Powers says some patients are willing to try other means to control pain, such as therapy. Other patients “need professional help. They need tapering,” he said. “But the system is not ready to receive as many older patients with substance abuse disorder. As the population has grown older, we have not seen a corresponding increase in drug treatment programs.”
Teen pregnancy prevention projects attended by hundreds across the country, reaching more than a million youths, that are funded by a program the Trump administration has scheduled for elimination in its proposed budget. If Congress concurs, it will end the Obama-era effort to shift away from decades of relying on abstinence-only programs, which showed little to no evidence of effectiveness. Most projects begun under the Obama administration’s Teen Pregnancy Prevention Program that teaches about contraception and sexually transmitted diseases in addition to abstinence. Even before the budget is voted on, the Health and Human Services Department is reducing the projects, which it funds through grants of eighty nine million dollars a year to eighty one organizations.
Health commissioners from twenty large cities are protesting, writing to Tom Price, the health and human services secretary, that cutting funding “will not only reverse historic gains made in the U.S. in reducing teen pregnancy rates, but also make it difficult to truly understand what practices are most effective.” Shortly before the groups receiving grants learned their money would be cut early, a leader of an abstinence education advocacy organization, Valerie Huber, was named chief of staff to the health and human services assistant secretary who oversees adolescent health.
In what is widely considered a public health success story, teenage pregnancy rates have been declining nationally for twenty five years. Factors include sex education in schools, movies and shows about teenage pregnancy, cultural shifts that have made it easier for parents to discuss the issue with their children and greater availability of birth control, especially long-acting contraceptives like implants and intrauterine devices. But rates are still higher than in other industrialized countries, and there is little rigorous research about which approaches work. Students who were sexually inexperienced before seventh grade were more likely to have had sex by late ninth grade.

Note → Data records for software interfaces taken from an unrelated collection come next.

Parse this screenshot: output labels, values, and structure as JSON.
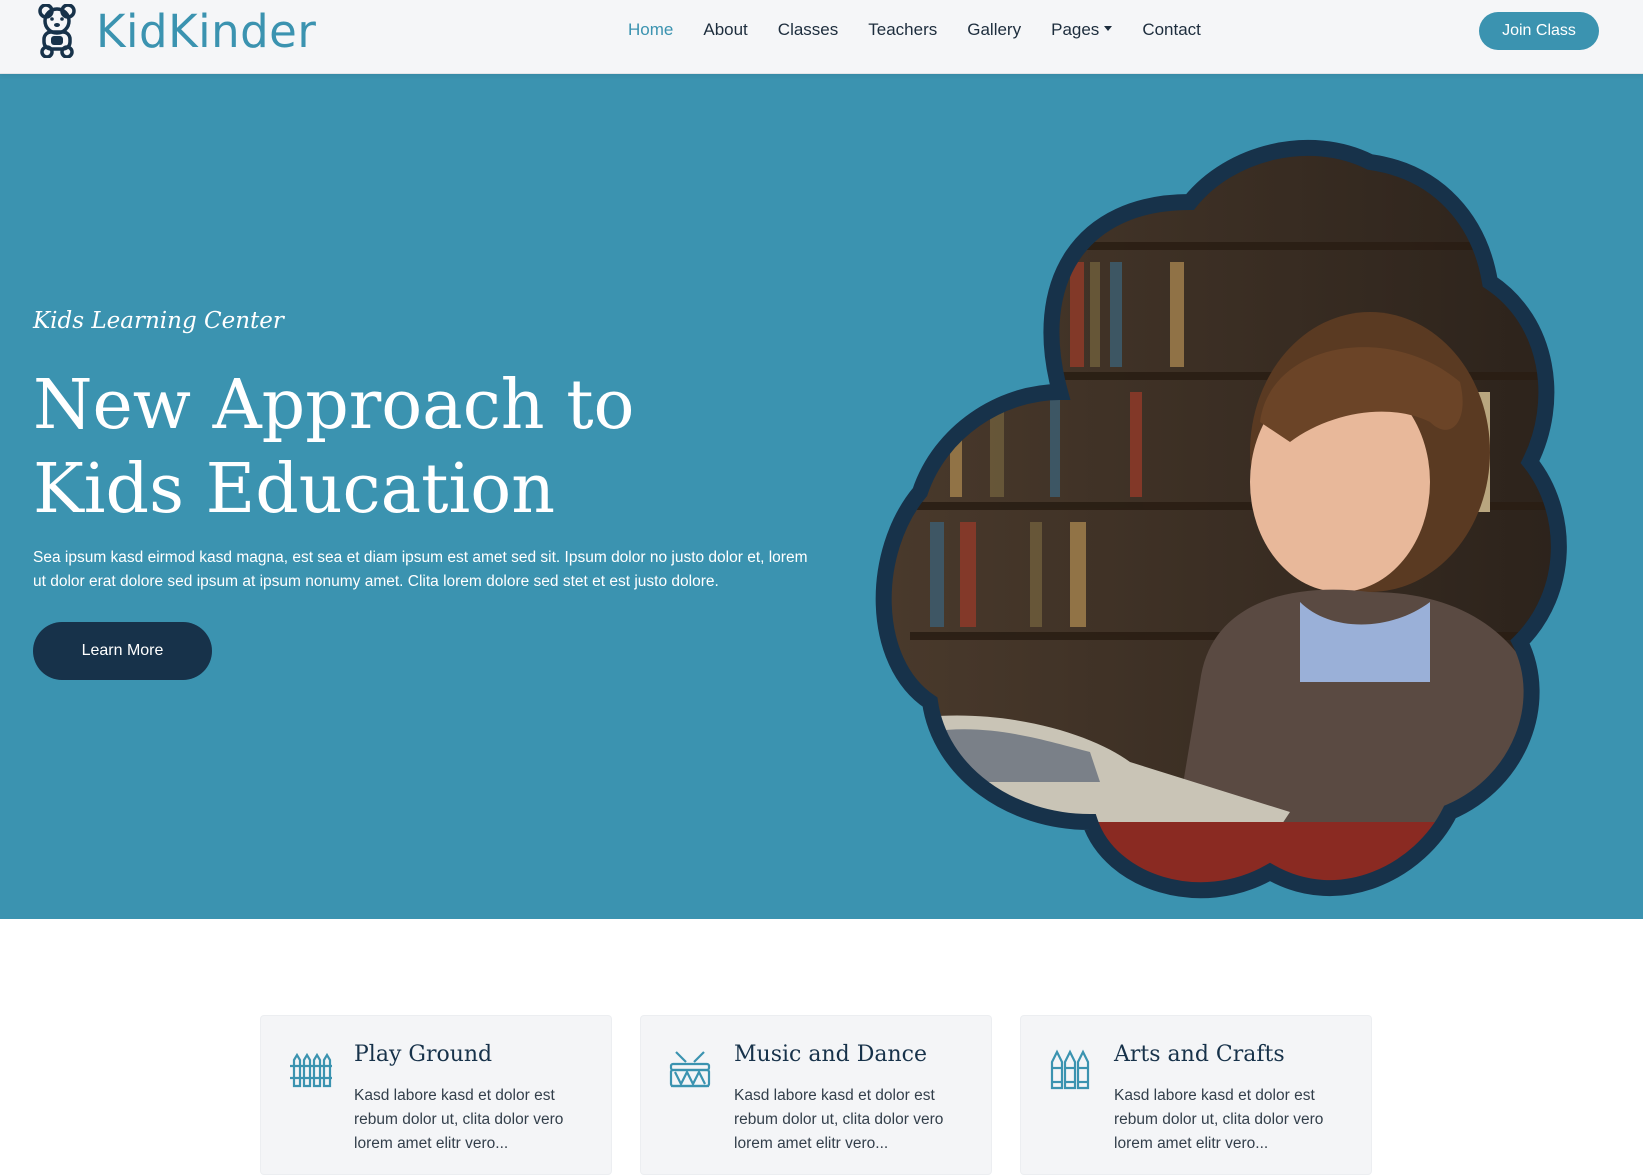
{
  "brand": {
    "name": "KidKinder",
    "logo_icon": "teddy-bear-icon"
  },
  "nav": {
    "items": [
      {
        "label": "Home",
        "active": true
      },
      {
        "label": "About"
      },
      {
        "label": "Classes"
      },
      {
        "label": "Teachers"
      },
      {
        "label": "Gallery"
      },
      {
        "label": "Pages",
        "dropdown": true
      },
      {
        "label": "Contact"
      }
    ],
    "cta_label": "Join Class"
  },
  "hero": {
    "subtitle": "Kids Learning Center",
    "title": "New Approach to Kids Education",
    "text": "Sea ipsum kasd eirmod kasd magna, est sea et diam ipsum est amet sed sit. Ipsum dolor no justo dolor et, lorem ut dolor erat dolore sed ipsum at ipsum nonumy amet. Clita lorem dolore sed stet et est justo dolore.",
    "button_label": "Learn More",
    "image": "boy-reading-book-in-library-photo"
  },
  "features": [
    {
      "icon": "fence-icon",
      "title": "Play Ground",
      "text": "Kasd labore kasd et dolor est rebum dolor ut, clita dolor vero lorem amet elitr vero..."
    },
    {
      "icon": "drum-icon",
      "title": "Music and Dance",
      "text": "Kasd labore kasd et dolor est rebum dolor ut, clita dolor vero lorem amet elitr vero..."
    },
    {
      "icon": "crayons-icon",
      "title": "Arts and Crafts",
      "text": "Kasd labore kasd et dolor est rebum dolor ut, clita dolor vero lorem amet elitr vero..."
    }
  ],
  "colors": {
    "primary": "#3b93b0",
    "dark": "#17324a",
    "navbar_bg": "#f5f6f8",
    "card_bg": "#f4f5f7"
  }
}
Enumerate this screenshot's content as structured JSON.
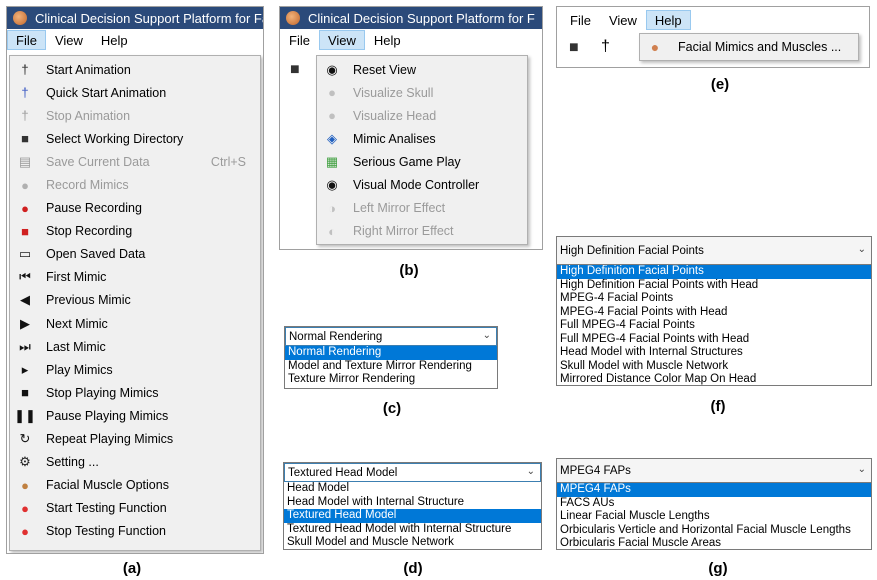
{
  "panel_a": {
    "title": "Clinical Decision Support Platform for Fac",
    "menubar": [
      "File",
      "View",
      "Help"
    ],
    "items": [
      {
        "label": "Start Animation",
        "icon": "running-figure-icon",
        "glyph": "†",
        "color": "#222222",
        "disabled": false,
        "shortcut": ""
      },
      {
        "label": "Quick Start Animation",
        "icon": "quick-run-icon",
        "glyph": "†",
        "color": "#3050c0",
        "disabled": false,
        "shortcut": ""
      },
      {
        "label": "Stop Animation",
        "icon": "stop-run-icon",
        "glyph": "†",
        "color": "#9a9a9a",
        "disabled": true,
        "shortcut": ""
      },
      {
        "label": "Select Working Directory",
        "icon": "folder-select-icon",
        "glyph": "■",
        "color": "#333333",
        "disabled": false,
        "shortcut": ""
      },
      {
        "label": "Save Current Data",
        "icon": "save-disk-icon",
        "glyph": "▤",
        "color": "#9a9a9a",
        "disabled": true,
        "shortcut": "Ctrl+S"
      },
      {
        "label": "Record Mimics",
        "icon": "record-icon",
        "glyph": "●",
        "color": "#b0b0b0",
        "disabled": true,
        "shortcut": ""
      },
      {
        "label": "Pause Recording",
        "icon": "pause-recording-icon",
        "glyph": "●",
        "color": "#d02020",
        "disabled": false,
        "shortcut": ""
      },
      {
        "label": "Stop Recording",
        "icon": "stop-recording-icon",
        "glyph": "■",
        "color": "#d02020",
        "disabled": false,
        "shortcut": ""
      },
      {
        "label": "Open Saved Data",
        "icon": "open-folder-icon",
        "glyph": "▭",
        "color": "#222222",
        "disabled": false,
        "shortcut": ""
      },
      {
        "label": "First Mimic",
        "icon": "first-mimic-icon",
        "glyph": "⏮",
        "color": "#111111",
        "disabled": false,
        "shortcut": ""
      },
      {
        "label": "Previous Mimic",
        "icon": "previous-mimic-icon",
        "glyph": "◀",
        "color": "#111111",
        "disabled": false,
        "shortcut": ""
      },
      {
        "label": "Next Mimic",
        "icon": "next-mimic-icon",
        "glyph": "▶",
        "color": "#111111",
        "disabled": false,
        "shortcut": ""
      },
      {
        "label": "Last Mimic",
        "icon": "last-mimic-icon",
        "glyph": "⏭",
        "color": "#111111",
        "disabled": false,
        "shortcut": ""
      },
      {
        "label": "Play Mimics",
        "icon": "play-icon",
        "glyph": "▸",
        "color": "#111111",
        "disabled": false,
        "shortcut": ""
      },
      {
        "label": "Stop Playing Mimics",
        "icon": "stop-icon",
        "glyph": "■",
        "color": "#111111",
        "disabled": false,
        "shortcut": ""
      },
      {
        "label": "Pause Playing Mimics",
        "icon": "pause-icon",
        "glyph": "❚❚",
        "color": "#111111",
        "disabled": false,
        "shortcut": ""
      },
      {
        "label": "Repeat Playing Mimics",
        "icon": "repeat-icon",
        "glyph": "↻",
        "color": "#111111",
        "disabled": false,
        "shortcut": ""
      },
      {
        "label": "Setting ...",
        "icon": "gear-icon",
        "glyph": "⚙",
        "color": "#222222",
        "disabled": false,
        "shortcut": ""
      },
      {
        "label": "Facial Muscle Options",
        "icon": "face-muscle-icon",
        "glyph": "●",
        "color": "#c08040",
        "disabled": false,
        "shortcut": ""
      },
      {
        "label": "Start Testing Function",
        "icon": "test-start-icon",
        "glyph": "●",
        "color": "#e03030",
        "disabled": false,
        "shortcut": ""
      },
      {
        "label": "Stop Testing Function",
        "icon": "test-stop-icon",
        "glyph": "●",
        "color": "#e03030",
        "disabled": false,
        "shortcut": ""
      }
    ],
    "caption": "(a)"
  },
  "panel_b": {
    "title": "Clinical Decision Support Platform for F",
    "menubar": [
      "File",
      "View",
      "Help"
    ],
    "items": [
      {
        "label": "Reset View",
        "icon": "eye-glasses-icon",
        "glyph": "◉",
        "color": "#111111",
        "disabled": false
      },
      {
        "label": "Visualize Skull",
        "icon": "skull-icon",
        "glyph": "●",
        "color": "#c0c0c0",
        "disabled": true
      },
      {
        "label": "Visualize Head",
        "icon": "head-icon",
        "glyph": "●",
        "color": "#c0c0c0",
        "disabled": true
      },
      {
        "label": "Mimic Analises",
        "icon": "analysis-icon",
        "glyph": "◈",
        "color": "#2060c0",
        "disabled": false
      },
      {
        "label": "Serious Game Play",
        "icon": "game-icon",
        "glyph": "▦",
        "color": "#40a040",
        "disabled": false
      },
      {
        "label": "Visual Mode Controller",
        "icon": "eye-icon",
        "glyph": "◉",
        "color": "#111111",
        "disabled": false
      },
      {
        "label": "Left Mirror Effect",
        "icon": "left-mirror-icon",
        "glyph": "◑",
        "color": "#c0c0c0",
        "disabled": true
      },
      {
        "label": "Right Mirror Effect",
        "icon": "right-mirror-icon",
        "glyph": "◐",
        "color": "#c0c0c0",
        "disabled": true
      }
    ],
    "caption": "(b)"
  },
  "panel_c": {
    "selected": "Normal Rendering",
    "options": [
      "Normal Rendering",
      "Model and Texture Mirror Rendering",
      "Texture Mirror Rendering"
    ],
    "caption": "(c)"
  },
  "panel_d": {
    "selected": "Textured Head Model",
    "options": [
      "Head Model",
      "Head Model with Internal Structure",
      "Textured Head Model",
      "Textured Head Model with Internal Structure",
      "Skull Model and Muscle Network"
    ],
    "caption": "(d)"
  },
  "panel_e": {
    "menubar": [
      "File",
      "View",
      "Help"
    ],
    "menu_item": "Facial Mimics and Muscles ...",
    "caption": "(e)"
  },
  "panel_f": {
    "selected": "High Definition Facial Points",
    "options": [
      "High Definition Facial Points",
      "High Definition Facial Points with Head",
      "MPEG-4 Facial Points",
      "MPEG-4 Facial Points with Head",
      "Full MPEG-4 Facial Points",
      "Full MPEG-4 Facial Points with Head",
      "Head Model with Internal Structures",
      "Skull Model with Muscle Network",
      "Mirrored Distance Color Map On Head"
    ],
    "caption": "(f)"
  },
  "panel_g": {
    "selected": "MPEG4 FAPs",
    "options": [
      "MPEG4 FAPs",
      "FACS AUs",
      "Linear Facial Muscle Lengths",
      "Orbicularis Verticle and Horizontal Facial Muscle Lengths",
      "Orbicularis Facial Muscle Areas"
    ],
    "caption": "(g)"
  },
  "colors": {
    "titlebar": "#2b4a7a",
    "selection": "#0078d7",
    "menu_bg": "#f0f0f0",
    "menubar_active": "#cce4f7"
  }
}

Congress has restructured a federal program that provides housing assistance for people living with HIV to funnel more money into areas struggling to control the outbreak.
While legislators and housing advocates say the adjustments will better target regions with high rates of the virus, these changes are likely to mean less money for some of the large cities that handled the early effects of the epidemic. To help with the transition, Congress increased funding for the Housing Opportunities for Persons With AIDS or HOPWA program about six percent this year. In the past, this money was distributed across the country based on a jurisdiction’s cumulative number of cases (including people who had died). Now under the two thousand seventeen funding, finalized by Congress in May, HOPWA has awarded three hundred twenty point four million dollars to qualifying states and local jurisdictions to be apportioned primarily based on their share of the total number of people living with the virus.
The number cases required to qualify for funding also changed from one thousand five hundred cumulative AIDS cases to two thousand living cases of HIV/AIDS. No jurisdiction will receive less HOPWA money than in two thousand sixteen, but about twenty five cities and counties are getting a smaller piece of the pie than before. The top five seeing their percentage of funding drop are, in order, New York City, Atlanta, Miami, Washington, D.C., and Houston.